What the task asks ▸ Out of the entries that follow, copy each line containing "Crystallize".

[Supplied material Boundary: Start]

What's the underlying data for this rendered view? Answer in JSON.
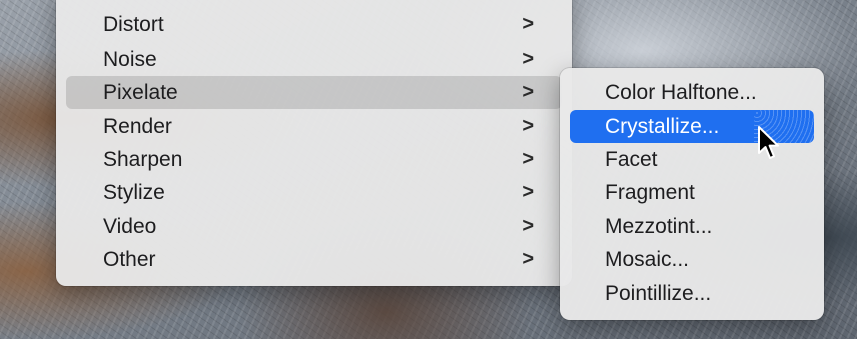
{
  "menu": {
    "items": [
      {
        "label": "Distort"
      },
      {
        "label": "Noise"
      },
      {
        "label": "Pixelate"
      },
      {
        "label": "Render"
      },
      {
        "label": "Sharpen"
      },
      {
        "label": "Stylize"
      },
      {
        "label": "Video"
      },
      {
        "label": "Other"
      }
    ],
    "submenu_indicator": ">",
    "active_item": "Pixelate"
  },
  "submenu": {
    "items": [
      {
        "label": "Color Halftone..."
      },
      {
        "label": "Crystallize..."
      },
      {
        "label": "Facet"
      },
      {
        "label": "Fragment"
      },
      {
        "label": "Mezzotint..."
      },
      {
        "label": "Mosaic..."
      },
      {
        "label": "Pointillize..."
      }
    ],
    "selected_item": "Crystallize...",
    "highlight_color": "#1f6ff0"
  },
  "cursor": {
    "icon": "arrow-pointer-icon"
  }
}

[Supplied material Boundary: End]

Output of the task ▸
        "label": "Crystallize..."
    "selected_item": "Crystallize...",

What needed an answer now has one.